Zimbabwe: E-Learning Focus a Sign of Progress

The pressing of the fast forward button to get e-learning well underway this year shows the seriousness of the Second Republic to build on Zimbabwe’s past achievements and to turn the rhetoric into action.

This year will be seeing 1 500 schools wired into broadband, with the scale of the problem and the work that needs to be done to make e-learning a practical reality, being shown by the need to wire 434, around 29 percent, of these schools into the electricity grid first.

And then there is the commitment to use the new production facilities in Msasa to assemble 150 000 computers, which sounds a lot, but comes to around 100 for each school if all are to be allocated to the 1 500.

At the same time we need content. Just having computers sitting on a desk and a handful of standard applications is not e-learning. We have tried that and it did not really advance us much. So the content is being sorted out.

And the whole integrated approach is being backed by training 3 000 teachers to give skills resources in the schools, and even for more complicated work at least being able to take directions down a phone from a technician or engineer, something common in most work environments.

All this will be complemented by dedicated television and radio channels.

The programme to bring the full set of facilities to all schools has been set for the next five years, but the correct decision has been made to start somewhere and make a serious impact from the first year, ending the talk and swinging into action.

And that need to wire a decent fraction of the schools for electricity shows that a major effort is being made for equitable distribution of the first schools to be helped, rather than taking the simple approach of giving to the haves and telling the have-nots that “perhaps tomorrow”.

We saw the gaps that have been arising during the lockdowns imposed by the need to contain Covid-19. Some schools in the private sector were able to have their teachers giving e-lessons and the like because they had the equipment and the staff.

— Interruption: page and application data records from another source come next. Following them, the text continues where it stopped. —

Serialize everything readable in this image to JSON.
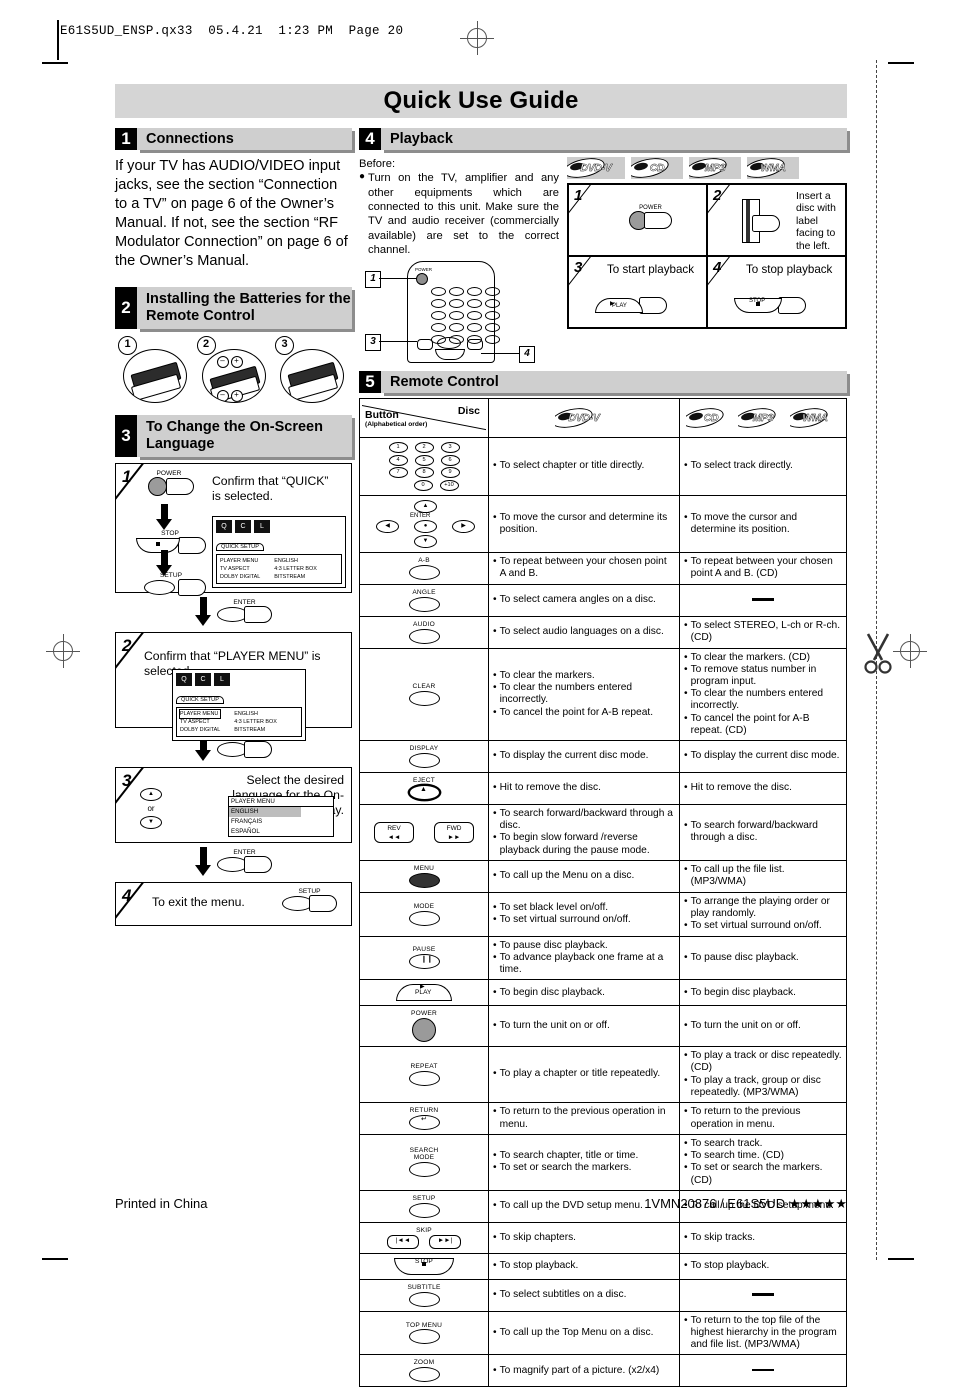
{
  "print_header": "E61S5UD_ENSP.qx33  05.4.21  1:23 PM  Page 20",
  "page_title": "Quick Use Guide",
  "footer": {
    "left": "Printed in China",
    "right": "1VMN20876 / E61S5UD ★★★★★"
  },
  "sections": {
    "connections": {
      "number": "1",
      "title": "Connections",
      "body": "If your TV has AUDIO/VIDEO input jacks, see the section “Connection to a TV” on page 6 of the Owner’s Manual. If not, see the section “RF Modulator Connection” on page 6 of the Owner’s Manual."
    },
    "batteries": {
      "number": "2",
      "title": "Installing the Batteries for the Remote Control",
      "steps": [
        "1",
        "2",
        "3"
      ],
      "polarity": [
        "–",
        "+",
        "–",
        "+"
      ]
    },
    "language": {
      "number": "3",
      "title": "To Change the On-Screen Language",
      "steps": [
        {
          "num": "1",
          "text": "Confirm that “QUICK” is selected.",
          "buttons": [
            "POWER",
            "STOP",
            "SETUP"
          ],
          "osd": {
            "tab": "QUICK SETUP",
            "icons": [
              "Q",
              "C",
              "L"
            ],
            "rows_left": [
              "PLAYER MENU",
              "TV ASPECT",
              "DOLBY DIGITAL"
            ],
            "rows_right": [
              "ENGLISH",
              "4:3 LETTER BOX",
              "BITSTREAM"
            ]
          }
        },
        {
          "num": "2",
          "text": "Confirm that “PLAYER MENU” is selected.",
          "osd": {
            "tab": "QUICK SETUP",
            "icons": [
              "Q",
              "C",
              "L"
            ],
            "rows_left": [
              "PLAYER MENU",
              "TV ASPECT",
              "DOLBY DIGITAL"
            ],
            "rows_right": [
              "ENGLISH",
              "4:3 LETTER BOX",
              "BITSTREAM"
            ]
          }
        },
        {
          "num": "3",
          "text": "Select the desired language for the On-Screen Display.",
          "or_label": "or",
          "menu_title": "PLAYER MENU",
          "menu_items": [
            "ENGLISH",
            "FRANÇAIS",
            "ESPAÑOL"
          ]
        },
        {
          "num": "4",
          "text": "To exit the menu.",
          "buttons": [
            "SETUP"
          ]
        }
      ],
      "enter_label": "ENTER"
    },
    "playback": {
      "number": "4",
      "title": "Playback",
      "before_label": "Before:",
      "before_text": "Turn on the TV, amplifier and any other equipments which are connected to this unit. Make sure the TV and audio receiver (commercially available) are set to the correct channel.",
      "remote_callouts": [
        "1",
        "3",
        "4"
      ],
      "remote_power_label": "POWER",
      "logos": [
        "DVD-V",
        "CD",
        "MP3",
        "WMA"
      ],
      "cells": [
        {
          "num": "1",
          "text": "",
          "button": "POWER"
        },
        {
          "num": "2",
          "text": "Insert a disc with label facing to the left."
        },
        {
          "num": "3",
          "text": "To start playback",
          "button": "PLAY"
        },
        {
          "num": "4",
          "text": "To stop playback",
          "button": "STOP"
        }
      ]
    },
    "remote_control": {
      "number": "5",
      "title": "Remote Control",
      "table_header": {
        "button": "Button",
        "button_sub": "(Alphabetical order)",
        "disc": "Disc",
        "dvd_logo": "DVD-V",
        "cd_logos": [
          "CD",
          "MP3",
          "WMA"
        ]
      },
      "rows": [
        {
          "button": "NUMBER",
          "label": "",
          "dvd": [
            "To select chapter or title directly."
          ],
          "cd": [
            "To select track directly."
          ]
        },
        {
          "button": "CURSOR/ENTER",
          "label": "ENTER",
          "dvd": [
            "To move the cursor and determine its position."
          ],
          "cd": [
            "To move the cursor and determine its position."
          ]
        },
        {
          "button": "A-B",
          "label": "A-B",
          "dvd": [
            "To repeat between your chosen point A and B."
          ],
          "cd": [
            "To repeat between your chosen point A and B. (CD)"
          ]
        },
        {
          "button": "ANGLE",
          "label": "ANGLE",
          "dvd": [
            "To select camera angles on a disc."
          ],
          "cd": []
        },
        {
          "button": "AUDIO",
          "label": "AUDIO",
          "dvd": [
            "To select audio languages on a disc."
          ],
          "cd": [
            "To select STEREO, L-ch or R-ch. (CD)"
          ]
        },
        {
          "button": "CLEAR",
          "label": "CLEAR",
          "dvd": [
            "To clear the markers.",
            "To clear the numbers entered incorrectly.",
            "To cancel the point for A-B repeat."
          ],
          "cd": [
            "To clear the markers. (CD)",
            "To remove status number in program input.",
            "To clear the numbers entered incorrectly.",
            "To cancel the point for A-B repeat. (CD)"
          ]
        },
        {
          "button": "DISPLAY",
          "label": "DISPLAY",
          "dvd": [
            "To display the current disc mode."
          ],
          "cd": [
            "To display the current disc mode."
          ]
        },
        {
          "button": "EJECT",
          "label": "EJECT",
          "dvd": [
            "Hit to remove the disc."
          ],
          "cd": [
            "Hit to remove the disc."
          ]
        },
        {
          "button": "REV/FWD",
          "label": "REV ◄◄ / FWD ►►",
          "dvd": [
            "To search forward/backward through a disc.",
            "To begin slow forward /reverse playback during the pause mode."
          ],
          "cd": [
            "To search forward/backward through a disc."
          ]
        },
        {
          "button": "MENU",
          "label": "MENU",
          "dvd": [
            "To call up the Menu on a disc."
          ],
          "cd": [
            "To call up the file list. (MP3/WMA)"
          ]
        },
        {
          "button": "MODE",
          "label": "MODE",
          "dvd": [
            "To set black level on/off.",
            "To set virtual surround on/off."
          ],
          "cd": [
            "To arrange the playing order or play randomly.",
            "To set virtual surround on/off."
          ]
        },
        {
          "button": "PAUSE",
          "label": "PAUSE",
          "dvd": [
            "To pause disc playback.",
            "To advance playback one frame at a time."
          ],
          "cd": [
            "To pause disc playback."
          ]
        },
        {
          "button": "PLAY",
          "label": "PLAY",
          "dvd": [
            "To begin disc playback."
          ],
          "cd": [
            "To begin disc playback."
          ]
        },
        {
          "button": "POWER",
          "label": "POWER",
          "dvd": [
            "To turn the unit on or off."
          ],
          "cd": [
            "To turn the unit on or off."
          ]
        },
        {
          "button": "REPEAT",
          "label": "REPEAT",
          "dvd": [
            "To play a chapter or title repeatedly."
          ],
          "cd": [
            "To play a track or disc repeatedly. (CD)",
            "To play a track, group or disc repeatedly. (MP3/WMA)"
          ]
        },
        {
          "button": "RETURN",
          "label": "RETURN",
          "dvd": [
            "To return to the previous operation in menu."
          ],
          "cd": [
            "To return to the previous operation in menu."
          ]
        },
        {
          "button": "SEARCH MODE",
          "label": "SEARCH MODE",
          "dvd": [
            "To search chapter, title or time.",
            "To set or search the markers."
          ],
          "cd": [
            "To search track.",
            "To search time. (CD)",
            "To set or search the markers. (CD)"
          ]
        },
        {
          "button": "SETUP",
          "label": "SETUP",
          "dvd": [
            "To call up the DVD setup menu."
          ],
          "cd": [
            "To call up the DVD setup menu."
          ]
        },
        {
          "button": "SKIP",
          "label": "SKIP",
          "dvd": [
            "To skip chapters."
          ],
          "cd": [
            "To skip tracks."
          ]
        },
        {
          "button": "STOP",
          "label": "STOP",
          "dvd": [
            "To stop playback."
          ],
          "cd": [
            "To stop playback."
          ]
        },
        {
          "button": "SUBTITLE",
          "label": "SUBTITLE",
          "dvd": [
            "To select subtitles on a disc."
          ],
          "cd": []
        },
        {
          "button": "TOP MENU",
          "label": "TOP MENU",
          "dvd": [
            "To call up the Top Menu on a disc."
          ],
          "cd": [
            "To return to the top file of the highest hierarchy in the program and file list. (MP3/WMA)"
          ]
        },
        {
          "button": "ZOOM",
          "label": "ZOOM",
          "dvd": [
            "To magnify part of a picture. (x2/x4)"
          ],
          "cd": []
        }
      ]
    }
  },
  "colors": {
    "band": "#d5d5d5",
    "section_bar": "#cfcfcf",
    "section_shadow": "#8d8d8d",
    "logo_bg": "#cccccc",
    "button_grey": "#9b9b9b"
  }
}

They still needed parents to have computers and connections at home, but those would have been useless if the schools themselves were not equipped.

At the same time Covid-19 has brought a second benefit to many schools, more teachers and smaller classes. For years education professionals have been calling for better ratios of teachers to pupils, without much success.

Now we are doing this, for public health reasons, but presumably once the teachers are hired they stay in post.

This, as a permanent change, might well require more classrooms and for rural primary schools that might mean more schools since the objective there is to keep each school at the minimum eight classrooms, but have them closer together by filling in gaps.

Larger urban schools, and most secondary schools, just need a modest extension, and these are already planned as changes in the national curriculum require more laboratories and more specialist rooms for technical subjects.

For we need to remember another major change under the Second Republic, the upgrade of the curriculum to make it relevant for those leaving school in the 21st century, rather than continuing to model it on what Victorian private education offered the sons of wealthy men, although not necessarily their sisters.

To a degree, the catch up in curriculum, teaching, facilities and the like reflects one major problem of the First Republic. The early 1980s saw the greatest expansion of education in Zimbabwe’s history, changing the country from an also-ran to one of the education leaders in Africa.

Along with the basic public health network it was one of the great achievements of the First Republic and opened many opportunities for Zimbabweans.

But then we rested on our laurels. We ticked the box and assumed that the system could run on auto-pilot. And it cannot if it is to remain relevant. It needs continuous work of making it better.

There were studies, largely unimplemented, on curriculum change, although in any case some of those studies would have taken Zimbabwean children down a side-track rather than preparing them for earning a living in a middle income economy.

We need to remember that everyone now at school will be spending almost all of their productive years, and for some in the lower grades all their productive years, in this middle-income economy we are building and so they had better be ready when they enter that economy to participate productively and make their own contribution to the next stage, an upper-income economy.

Even the authorities were side-tracked, by focussing on equality of schools rather than on how to bring all schools up to the highest standards.

The original 1980s innovators saw this, and allowed levies on the basis that those parents who could afford to upgrade their children’s schools should be allowed to do so while the limited Government budget, and when it comes to education the budget in every country and every time is limited, could be concentrated on schools where the parents could not contribute much.

This, incidentally, is why the education authorities have been urging all parents to attend levy and fee meetings. Government will enforce the rules strictly and not allow unauthorised rises, but the rules are built around parent participation. The quorums for these meetings were only set so that the “don’t cares” did not have a veto.